6 ways law firms can set themselves up for innovation success
Innovation isn't easy. Despite giving lip service to thinking differently, it's almost always easier to simply hold the line. When law firms do try to optimize their processes, for example, they often find their good intentions crushed under the weight of the work, or a culture that isn't ready to change.
If your firm is taking those first steps toward innovation, keep these tips in mind for a successful experience.
1. Start with a challenge you already know
Innovation doesn't have to begin with a blank page. Instead, look at what already exists and consider what could be made better. Do you have work that seems stuck in the past or a process that could be automated? Are there tasks that rely on outdated systems or hyper-localized abilities? Do you have siloed work that could be coordinated or combined?
One of the best signs that you should be innovating is knowingly doing things the hard way, because there's no time to make it easier. (Which leads us to our next point.)
2. Set aside time to work on the change
When time is money, it's hard to devote hours towards a new way of working. Even if it will be worth it in the long run, the immediate hit to your productivity can be hard to take.
As simple as it sounds, blocking time on your work calendar does help. During that time, turn off your notifications and close out your email. Stay focused on the job at-hand and don't get distracted by what's not yet perfect or understood. No matter how big the job, innovation always starts with taking a first step.
3. Limit the scope of your work
If you're lucky enough to work as part of an innovative team, there will be an abundance of opportunities to add to the workload. Scope creep is real, and it will bury your attempts to innovate if you let it. As you head into new waters, remember your original purpose and don't take on too much.
4. Avoid mental roadblocks
Innovation is hard. Even the most inspired people can shrink before the challenge of change. Whether size of the work, the complexity of the problem, or regular old self doubt, innovators aren't immune to mental roadblocks.

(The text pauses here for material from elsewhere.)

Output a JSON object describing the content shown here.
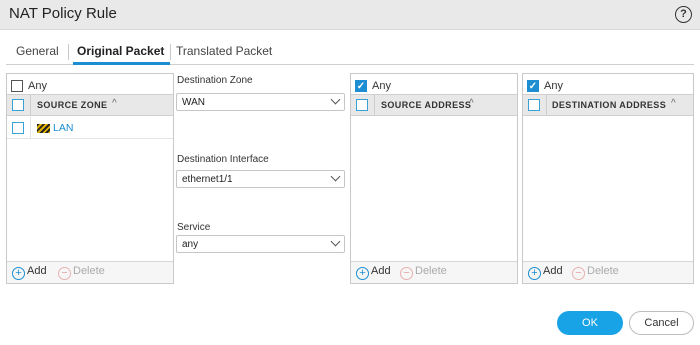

A measure of self-awareness and critical thought is actually good. It helps prove out the concepts in private, reducing the risk of public errors later on. But when the thoughts turn from critical questions to criticism, it's time to check your head. Review your original charter and remind yourself of what set you on the path. Often, success comes only after the work gets hardest.
5. Ask all the right questions
That healthy self-awareness we just mentioned? Here it is. Don't wait for the partners to poke holes in your work. If you're changing an existing practice or process, consider who else is involved in the old way of doing things. Are their needs being considered? What are the core elements that can't be lost as you move forward?
Perhaps one of the most important questions is how you will know if your innovation is working? For simple changes, like automating your firm's deposition scheduling process, success is probably subjective. Are the depositions still running smoothly? Do the lawyers and paralegals involved like the new process and are they adopting it regularly?
6. Have a roll-out plan
Innovation is incompatible with isolation. No matter the scale of your change, someone is going to take notice. Law firms need to be considerate and purposeful when establishing new norms. Just how considerate (or cautious) will depend on many factors: firm size, business risk, cost, and scalability are just a few. Absent from that list, and possibly most important of all, are the people at your firm.
As you go public with your plan, identify who needs to be trained, who needs to be aware, and who needs to be a cheerleader. Consider also how long the transition will take, and whether you'll have time for revisions and iteration. After your launch rounds the first few turns, schedule a review session with key stakeholders to discuss what's working, and what still needs work. Whether you find yourself back at the drawing board or standing in the board room, it's all just part of the process.